The three major river systems that irrigate this Devbhumi are (1) the Yamuna System, (2) the Ganga System and (3) the Kali System originating in Kalapani, a collection of springs. The Yamuna river, which covers most of the western Garhwal region, rises from the Yamunotri Glacier and later is joined by its major tributaries Tons (originating from the Bandarpunch Glacier) and Asan in Dehradun District. The Ganga river constitutes of two river trails before coming to its final form: (1) Bhagirathi rises from the Gangotri Glaciers (near Gomukh) and flows till Gangotri temple where it meets its tributaries Jadh Ganga (Thag La region) and then further ahead Bhilangana (Kedarnath Glaciers). (2) Alaknanda, which initially rises as Vishnuganga (Chaukhamba Glaciers) meets its first tributary Saraswati near Mana village. Thereafter it meets its five important tributaries at five places of confluence famously known as Panch Prayag, namely Dhauliganga West, Nandakini, Pinder, Mandakini and finally Bhagirathi (at Devprayag) after which it is known as Ganga. After Devprayag, it meets two more tributaries, Nayar and Song river. Last but not the least, the Kali river originates in Kalapani (collection of springs), in the Pithoragarh district. Its major tributaries are Dhauliganga East, Goriganga, Sarju and Ladhiya.

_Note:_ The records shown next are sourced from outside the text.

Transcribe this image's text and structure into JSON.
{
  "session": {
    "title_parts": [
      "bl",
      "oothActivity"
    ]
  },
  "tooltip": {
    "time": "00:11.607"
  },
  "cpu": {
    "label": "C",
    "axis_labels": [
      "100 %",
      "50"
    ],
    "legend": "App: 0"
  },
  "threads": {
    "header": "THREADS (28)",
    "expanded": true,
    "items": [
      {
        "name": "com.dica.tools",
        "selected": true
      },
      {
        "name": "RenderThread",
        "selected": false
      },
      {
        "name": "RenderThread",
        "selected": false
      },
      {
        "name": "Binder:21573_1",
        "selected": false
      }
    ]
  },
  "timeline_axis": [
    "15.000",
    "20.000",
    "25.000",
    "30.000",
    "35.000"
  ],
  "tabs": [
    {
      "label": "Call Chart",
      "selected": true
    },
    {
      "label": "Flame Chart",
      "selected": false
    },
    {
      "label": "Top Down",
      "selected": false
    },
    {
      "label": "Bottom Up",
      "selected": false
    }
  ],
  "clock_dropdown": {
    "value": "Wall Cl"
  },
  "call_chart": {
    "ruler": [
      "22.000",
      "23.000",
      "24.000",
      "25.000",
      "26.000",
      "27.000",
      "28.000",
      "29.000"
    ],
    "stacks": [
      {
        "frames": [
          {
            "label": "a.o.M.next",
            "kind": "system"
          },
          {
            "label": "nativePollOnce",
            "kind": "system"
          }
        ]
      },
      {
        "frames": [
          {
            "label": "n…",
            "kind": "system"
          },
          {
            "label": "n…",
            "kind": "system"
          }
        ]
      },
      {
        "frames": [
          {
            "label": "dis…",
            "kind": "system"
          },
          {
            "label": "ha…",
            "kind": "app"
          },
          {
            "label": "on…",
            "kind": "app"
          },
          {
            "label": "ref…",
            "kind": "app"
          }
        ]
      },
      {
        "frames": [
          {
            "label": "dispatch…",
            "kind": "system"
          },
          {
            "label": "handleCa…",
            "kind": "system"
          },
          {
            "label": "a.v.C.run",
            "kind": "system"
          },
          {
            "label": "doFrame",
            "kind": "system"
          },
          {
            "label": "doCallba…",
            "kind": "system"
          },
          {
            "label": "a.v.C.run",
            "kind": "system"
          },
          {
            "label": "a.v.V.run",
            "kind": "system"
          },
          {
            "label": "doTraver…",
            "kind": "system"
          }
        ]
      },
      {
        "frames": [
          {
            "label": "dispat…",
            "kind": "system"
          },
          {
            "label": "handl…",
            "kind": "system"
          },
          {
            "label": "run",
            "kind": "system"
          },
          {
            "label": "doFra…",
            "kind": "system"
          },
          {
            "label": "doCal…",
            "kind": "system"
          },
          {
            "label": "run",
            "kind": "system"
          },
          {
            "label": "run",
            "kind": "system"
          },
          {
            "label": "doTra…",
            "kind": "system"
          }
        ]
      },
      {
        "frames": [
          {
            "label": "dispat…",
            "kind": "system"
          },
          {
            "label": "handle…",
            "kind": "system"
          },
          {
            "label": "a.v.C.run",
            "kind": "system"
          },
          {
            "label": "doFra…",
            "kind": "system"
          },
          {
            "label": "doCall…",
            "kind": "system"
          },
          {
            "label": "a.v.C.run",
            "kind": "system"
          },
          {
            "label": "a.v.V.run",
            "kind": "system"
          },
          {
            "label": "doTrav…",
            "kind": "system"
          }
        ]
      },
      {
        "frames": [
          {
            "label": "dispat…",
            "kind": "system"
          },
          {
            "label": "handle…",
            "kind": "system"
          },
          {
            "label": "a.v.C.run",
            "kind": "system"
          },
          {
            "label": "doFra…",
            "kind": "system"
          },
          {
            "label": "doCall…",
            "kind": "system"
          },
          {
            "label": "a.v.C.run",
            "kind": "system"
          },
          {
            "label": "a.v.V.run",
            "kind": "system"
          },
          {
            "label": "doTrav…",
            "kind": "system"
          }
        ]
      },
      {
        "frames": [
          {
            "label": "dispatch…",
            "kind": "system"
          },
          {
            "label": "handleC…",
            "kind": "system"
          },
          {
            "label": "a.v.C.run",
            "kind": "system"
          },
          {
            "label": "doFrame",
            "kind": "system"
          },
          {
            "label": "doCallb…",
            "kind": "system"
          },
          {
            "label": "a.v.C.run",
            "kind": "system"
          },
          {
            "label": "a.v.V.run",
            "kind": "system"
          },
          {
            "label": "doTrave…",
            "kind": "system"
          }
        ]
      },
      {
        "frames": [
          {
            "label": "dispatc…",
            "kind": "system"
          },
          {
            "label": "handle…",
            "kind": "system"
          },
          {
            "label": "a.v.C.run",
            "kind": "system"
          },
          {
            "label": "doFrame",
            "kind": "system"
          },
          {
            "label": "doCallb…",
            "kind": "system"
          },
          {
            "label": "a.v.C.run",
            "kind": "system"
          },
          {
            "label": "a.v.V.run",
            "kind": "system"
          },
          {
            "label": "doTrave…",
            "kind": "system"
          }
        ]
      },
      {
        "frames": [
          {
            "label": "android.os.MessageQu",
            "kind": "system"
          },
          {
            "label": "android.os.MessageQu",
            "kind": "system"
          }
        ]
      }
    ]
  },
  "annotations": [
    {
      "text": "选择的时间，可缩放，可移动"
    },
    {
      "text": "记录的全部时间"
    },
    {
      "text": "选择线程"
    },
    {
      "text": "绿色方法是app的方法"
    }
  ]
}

This unique and exotic blend of rivers, mountains, glaciers and marshy habitats have given Uttarakhand an ecosystem rich in Flora and Fauna species. Vegetation wise, the state area is further divided into four zones (1) Tropical-Subtropical Forest Zone which includes species like Khair, Kanju, Haldu, Sisam and Sal, (2) Subtropical-Temperate Zone which houses species like Chir Pine, Burans, Kaphal, Deodar, Moru Oak and Kharsu Oak, (3) Temperate-Sub Alpine Zone has species like Kail, Birch, Blue Pine and Cypress and (4) The Alpine Zone where flora gradually decreases to xerophytic and mesophytic bushes and Alpine pastures. Some known and important Bugyals of this zone are Bedni Bugyal, Auli and Gorson Bugyal, Dayara Bugyal, Panwali Bugyal and Kush-Kalyan. The entire Himalayan belt consists around 18,440 species of plants alone (8000 Angiosperms species, 6900 Fungi species, 1736 Bryophytes species, 1159 Lichens species, 600 Pteridophyte species and 44 Gymnosperm species), making the state rich in medicinal and aromatic plants. Some known areas rich in flowers and herbs are Roopkund Area, Har-ki-Doon area and Darma Valley area. With 12 National Parks and WildLife Sanctuaries, 2 conservation reserves and 2 World Heritage Sites, the Faunal diversity in the state is prolific, with around 3948 invertebrates and 959 vertebrates! The first ever National Park of the Indian subcontinent is also present in the state, Jim Corbett National Park, housing around 25 species of reptiles and more than 500 species of birds alone in its complex.